Iraqis resent Iran's interference in their affairs
By Faris Omran
The Iraqi public has grown increasingly resentful of Iran’s blatant interference in the sovereign affairs of their country, Iraqi observers told Diyaruna.
The most prominent figure associated with Iranian meddling in Iraq continues to be Maj. Gen. Qassem Suleimani, commander of the Quds Force of Iran's Islamic Revolutionary Guard Corps (IRGC-QF).
Suleimani's regular public appearances in Iraqi cities are provocative to Iraqi civilians as they underline Tehran's strong influence in Iraq, observers said.
Pro-Iran media outlets and social media accounts regularly post photographs of Suleimani in Iraq, meeting with the leaders of Iran-backed militias who work for the interests of the IRGC.
Iran is encouraging Suleimani to visit Iraq during times of tension "to confirm that it is the main player on the Iraqi scene and holds all the solutions for the most intractable issues", said Hilal al-Obeidi, an Iraqi writer and political analyst.
"We have seen Suleimani [in public] on several occasions, the latest of which was the Iraqi parliamentary elections in May 2019 and during negotiations to form the government and appoint cabinet ministers," he told Diyaruna.
"Iran and the IRGC authorised Suleimani to take over the Iraq portfolio since he is influential in the country and has strong relations with Iraqi militia leaders," he said.
Suleimani is considered to be the "de facto commander of all pro-Iran militant factions and groups in the country", al-Obeidi added, noting that he is widely seen as being the most influential Iranian leader in Iraq.
Discontent in Iraqi street
There is "great discontent in the Iraqi street regarding Suleimani’s interference in the country’s political, security and economic affairs", strategic and military analyst Rabie al-Jawary told Diyaruna.
"Iraqis are concerned due to Suleimani's dominance over several Iraqi factions, political parties and armed factions," he said, noting that the Iranian commander constantly seeks to exert influence on Iraq and its decision making process.
Armed militias in Iraq that are directly linked to Iran include the Badr Organisation, Kataeb Hizbullah, Harakat al-Nujaba and Asaib Ahl al-Haq.
"Iraqis do not consider Suleimani a friend, and they are fully aware that his successive visits to Iraq and his activities and meetings with [Abu Mahdi] al-Muhandis [deputy head of the PMF], and other militia commanders is not in their country’s interests," he said.

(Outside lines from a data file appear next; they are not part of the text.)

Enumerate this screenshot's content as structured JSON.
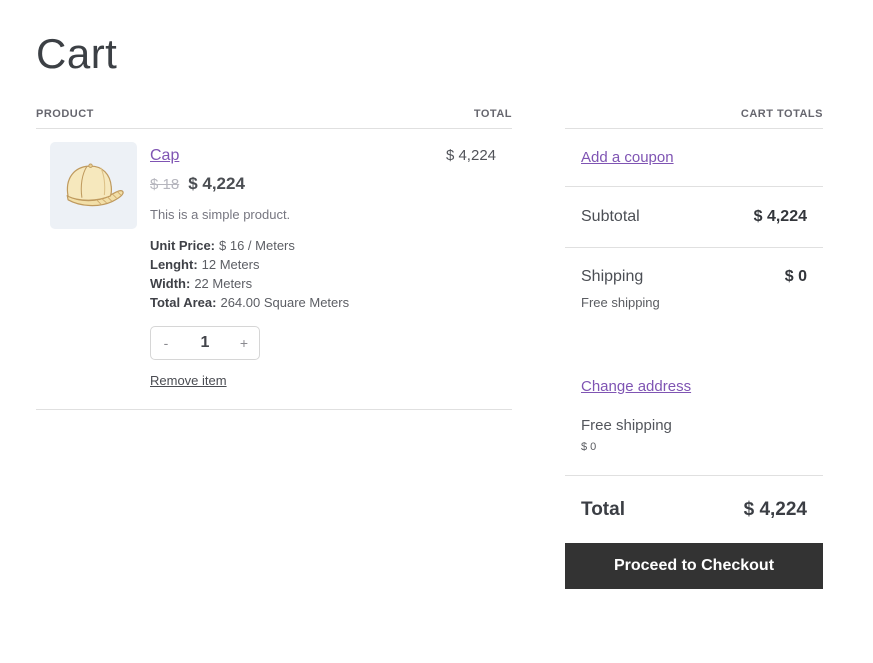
{
  "page": {
    "title": "Cart"
  },
  "colors": {
    "accent": "#7f54b3",
    "button-bg": "#333333",
    "button-text": "#ffffff",
    "heading": "#3c4045",
    "text": "#43454b",
    "muted": "#66666e",
    "border": "#e0e0e0",
    "thumb-bg": "#edf1f6",
    "old-price": "#b6b6be"
  },
  "cart_table": {
    "headers": {
      "product": "PRODUCT",
      "total": "TOTAL"
    },
    "item": {
      "name": "Cap",
      "image": "cap-illustration",
      "old_price": "$ 18",
      "price": "$ 4,224",
      "description": "This is a simple product.",
      "attributes": [
        {
          "label": "Unit Price:",
          "value": "$ 16 / Meters"
        },
        {
          "label": "Lenght:",
          "value": "12 Meters"
        },
        {
          "label": "Width:",
          "value": "22 Meters"
        },
        {
          "label": "Total Area:",
          "value": "264.00 Square Meters"
        }
      ],
      "quantity": "1",
      "decrease_label": "-",
      "increase_label": "+",
      "remove_label": "Remove item",
      "line_total": "$ 4,224"
    }
  },
  "cart_totals": {
    "header": "CART TOTALS",
    "coupon_link": "Add a coupon",
    "subtotal_label": "Subtotal",
    "subtotal_value": "$ 4,224",
    "shipping_label": "Shipping",
    "shipping_value": "$ 0",
    "shipping_note": "Free shipping",
    "change_address_link": "Change address",
    "shipping_method": "Free shipping",
    "shipping_method_price": "$ 0",
    "total_label": "Total",
    "total_value": "$ 4,224",
    "checkout_button": "Proceed to Checkout"
  }
}
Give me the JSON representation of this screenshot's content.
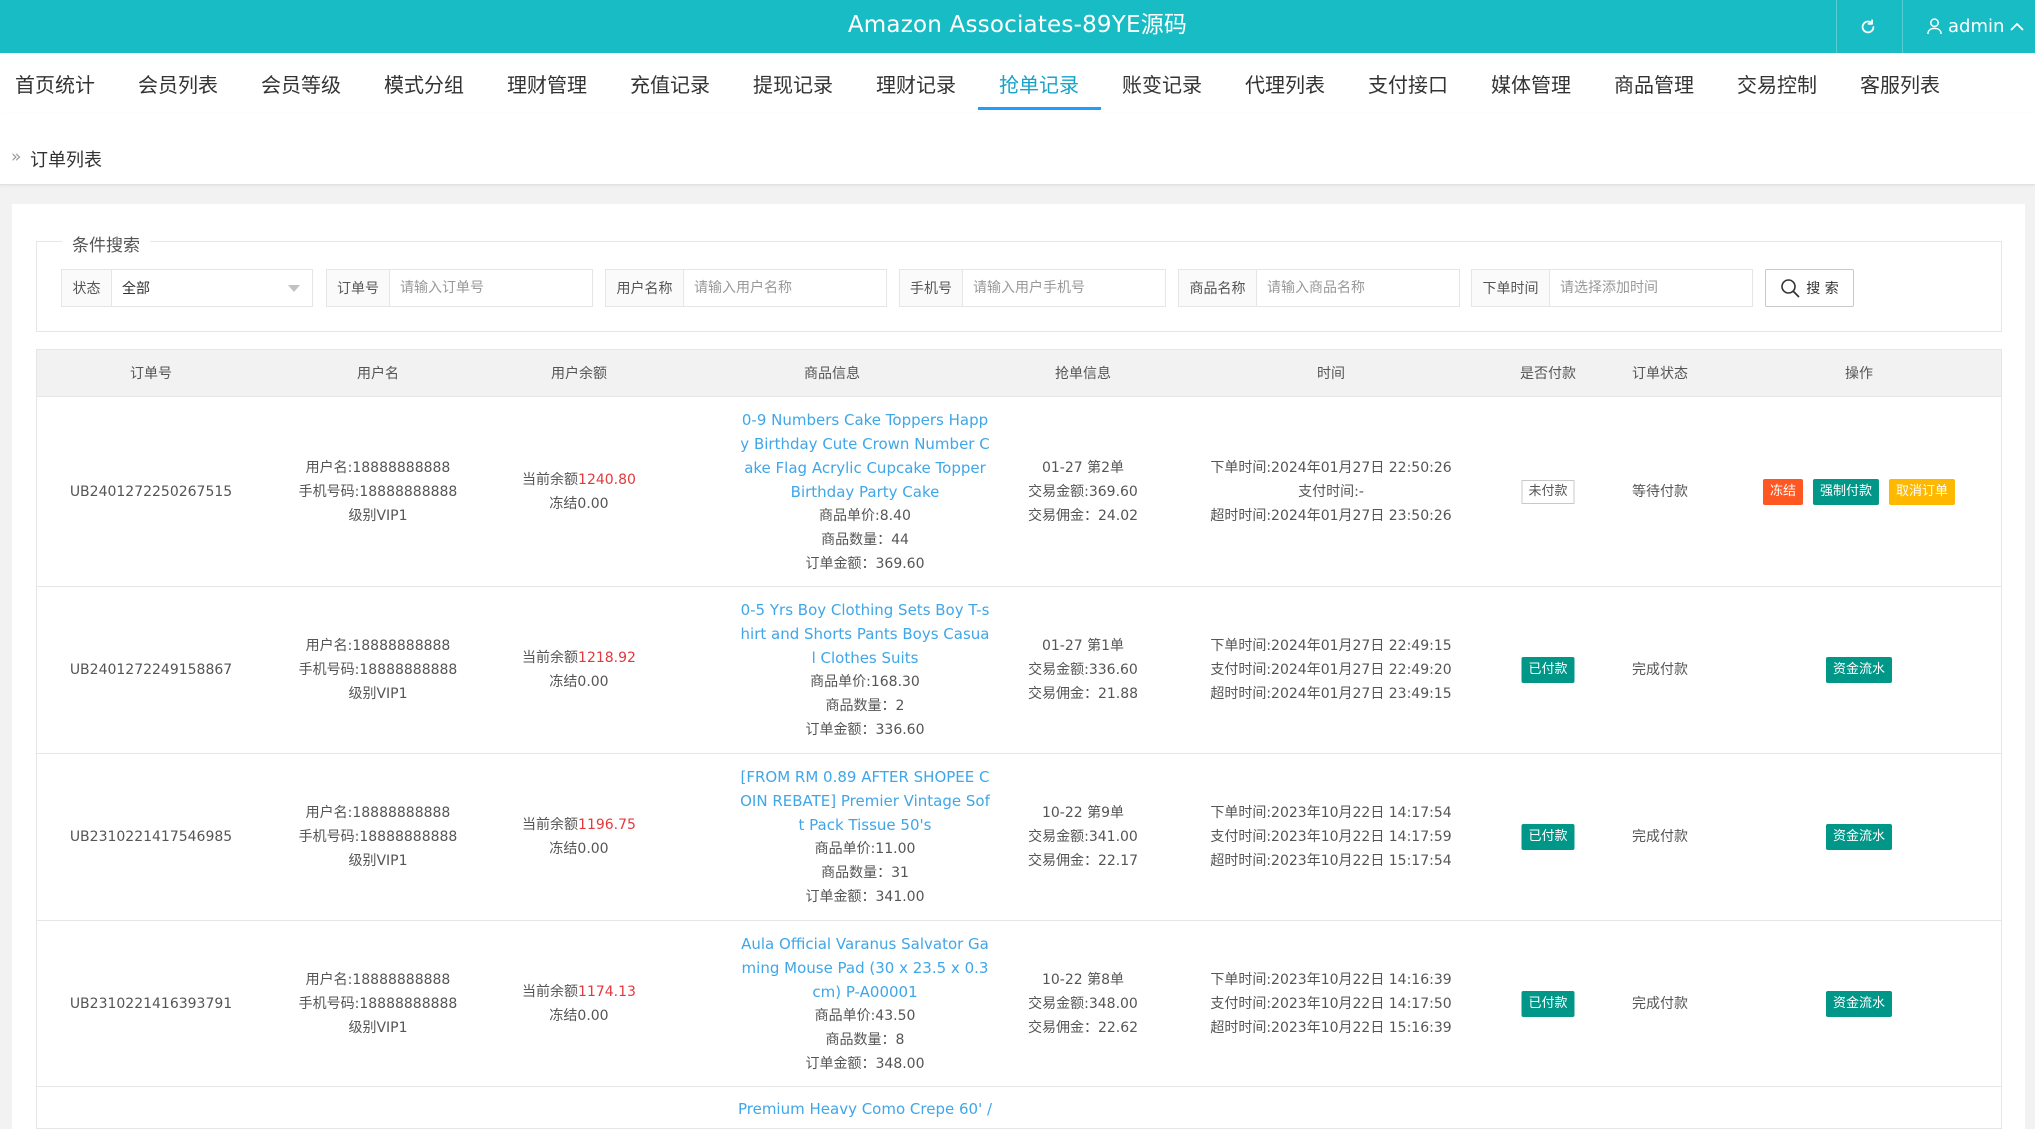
{
  "header": {
    "title": "Amazon Associates-89YE源码",
    "user": "admin",
    "bg": "#17bcc4"
  },
  "nav": {
    "items": [
      "首页统计",
      "会员列表",
      "会员等级",
      "模式分组",
      "理财管理",
      "充值记录",
      "提现记录",
      "理财记录",
      "抢单记录",
      "账变记录",
      "代理列表",
      "支付接口",
      "媒体管理",
      "商品管理",
      "交易控制",
      "客服列表"
    ],
    "active_index": 8
  },
  "breadcrumb": "订单列表",
  "search": {
    "legend": "条件搜索",
    "status_label": "状态",
    "status_value": "全部",
    "order_label": "订单号",
    "order_placeholder": "请输入订单号",
    "username_label": "用户名称",
    "username_placeholder": "请输入用户名称",
    "phone_label": "手机号",
    "phone_placeholder": "请输入用户手机号",
    "goods_label": "商品名称",
    "goods_placeholder": "请输入商品名称",
    "time_label": "下单时间",
    "time_placeholder": "请选择添加时间",
    "button": "搜 索"
  },
  "table": {
    "headers": [
      "订单号",
      "用户名",
      "用户余额",
      "商品信息",
      "抢单信息",
      "时间",
      "是否付款",
      "订单状态",
      "操作"
    ],
    "rows": [
      {
        "order_no": "UB2401272250267515",
        "username": "用户名:18888888888",
        "phone": "手机号码:18888888888",
        "level": "级别VIP1",
        "balance_label": "当前余额",
        "balance": "1240.80",
        "frozen": "冻结0.00",
        "goods_name": "0-9 Numbers Cake Toppers Happy Birthday Cute Crown Number Cake Flag Acrylic Cupcake Topper Birthday Party Cake",
        "unit_price": "商品单价:8.40",
        "qty": "商品数量：44",
        "amount": "订单金额：369.60",
        "grab_date": "01-27 第2单",
        "trade_amount": "交易金额:369.60",
        "commission": "交易佣金：24.02",
        "order_time": "下单时间:2024年01月27日 22:50:26",
        "pay_time": "支付时间:-",
        "timeout_time": "超时时间:2024年01月27日 23:50:26",
        "paid": "未付款",
        "status": "等待付款",
        "actions": [
          "冻结",
          "强制付款",
          "取消订单"
        ]
      },
      {
        "order_no": "UB2401272249158867",
        "username": "用户名:18888888888",
        "phone": "手机号码:18888888888",
        "level": "级别VIP1",
        "balance_label": "当前余额",
        "balance": "1218.92",
        "frozen": "冻结0.00",
        "goods_name": "0-5 Yrs Boy Clothing Sets Boy T-shirt and Shorts Pants Boys Casual Clothes Suits",
        "unit_price": "商品单价:168.30",
        "qty": "商品数量：2",
        "amount": "订单金额：336.60",
        "grab_date": "01-27 第1单",
        "trade_amount": "交易金额:336.60",
        "commission": "交易佣金：21.88",
        "order_time": "下单时间:2024年01月27日 22:49:15",
        "pay_time": "支付时间:2024年01月27日 22:49:20",
        "timeout_time": "超时时间:2024年01月27日 23:49:15",
        "paid": "已付款",
        "status": "完成付款",
        "actions": [
          "资金流水"
        ]
      },
      {
        "order_no": "UB2310221417546985",
        "username": "用户名:18888888888",
        "phone": "手机号码:18888888888",
        "level": "级别VIP1",
        "balance_label": "当前余额",
        "balance": "1196.75",
        "frozen": "冻结0.00",
        "goods_name": "[FROM RM 0.89 AFTER SHOPEE COIN REBATE] Premier Vintage Soft Pack Tissue 50's",
        "unit_price": "商品单价:11.00",
        "qty": "商品数量：31",
        "amount": "订单金额：341.00",
        "grab_date": "10-22 第9单",
        "trade_amount": "交易金额:341.00",
        "commission": "交易佣金：22.17",
        "order_time": "下单时间:2023年10月22日 14:17:54",
        "pay_time": "支付时间:2023年10月22日 14:17:59",
        "timeout_time": "超时时间:2023年10月22日 15:17:54",
        "paid": "已付款",
        "status": "完成付款",
        "actions": [
          "资金流水"
        ]
      },
      {
        "order_no": "UB2310221416393791",
        "username": "用户名:18888888888",
        "phone": "手机号码:18888888888",
        "level": "级别VIP1",
        "balance_label": "当前余额",
        "balance": "1174.13",
        "frozen": "冻结0.00",
        "goods_name": "Aula Official Varanus Salvator Gaming Mouse Pad (30 x 23.5 x 0.3cm) P-A00001",
        "unit_price": "商品单价:43.50",
        "qty": "商品数量：8",
        "amount": "订单金额：348.00",
        "grab_date": "10-22 第8单",
        "trade_amount": "交易金额:348.00",
        "commission": "交易佣金：22.62",
        "order_time": "下单时间:2023年10月22日 14:16:39",
        "pay_time": "支付时间:2023年10月22日 14:17:50",
        "timeout_time": "超时时间:2023年10月22日 15:16:39",
        "paid": "已付款",
        "status": "完成付款",
        "actions": [
          "资金流水"
        ]
      },
      {
        "goods_name": "Premium Heavy Como Crepe 60' /"
      }
    ]
  }
}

"Iran intends to position Suleimani as the leader with the final say in any Iraqi decision," he said, and to also send a strong message to the world that it will continue to undermine Iraqi sovereignty and deplete the country's resources.
Iran's hegemony and its ongoing targeting of Iraqi political opponents has reached a critical point, he noted, "with the only solution being a firm international stance from the international community to halt Iran's plans".
Iranian interference 'reprehensible'
The IRGC has large numbers of advisers dispersed among Iran-backed Iraqi militias, al-Jawary said.
"These Iranian advisers have thousands of militants under their command that are willing to do anything that Iran asks them to do," he added.
"Suleimani’s actions and his interference in our internal affairs is reprehensible," Muhannad al-Fahdawi, 41, told Diyaruna.
"He should focus on the affairs of his country and leave us to govern our own country, free of Iranian tutelage," he said.
"We are not optimistic concerning Iranian officials, be it Suleimani or any other," said Ayman Ali, a 35-year old government employee.
"They only want to weaken and destroy Iraq," he told Diyaruna.
Ali called for deterrent measures to put an end to "suspicious activities of Iranian officials and to adopt strong positions against their influence and blatant meddling" in Iraqi affairs.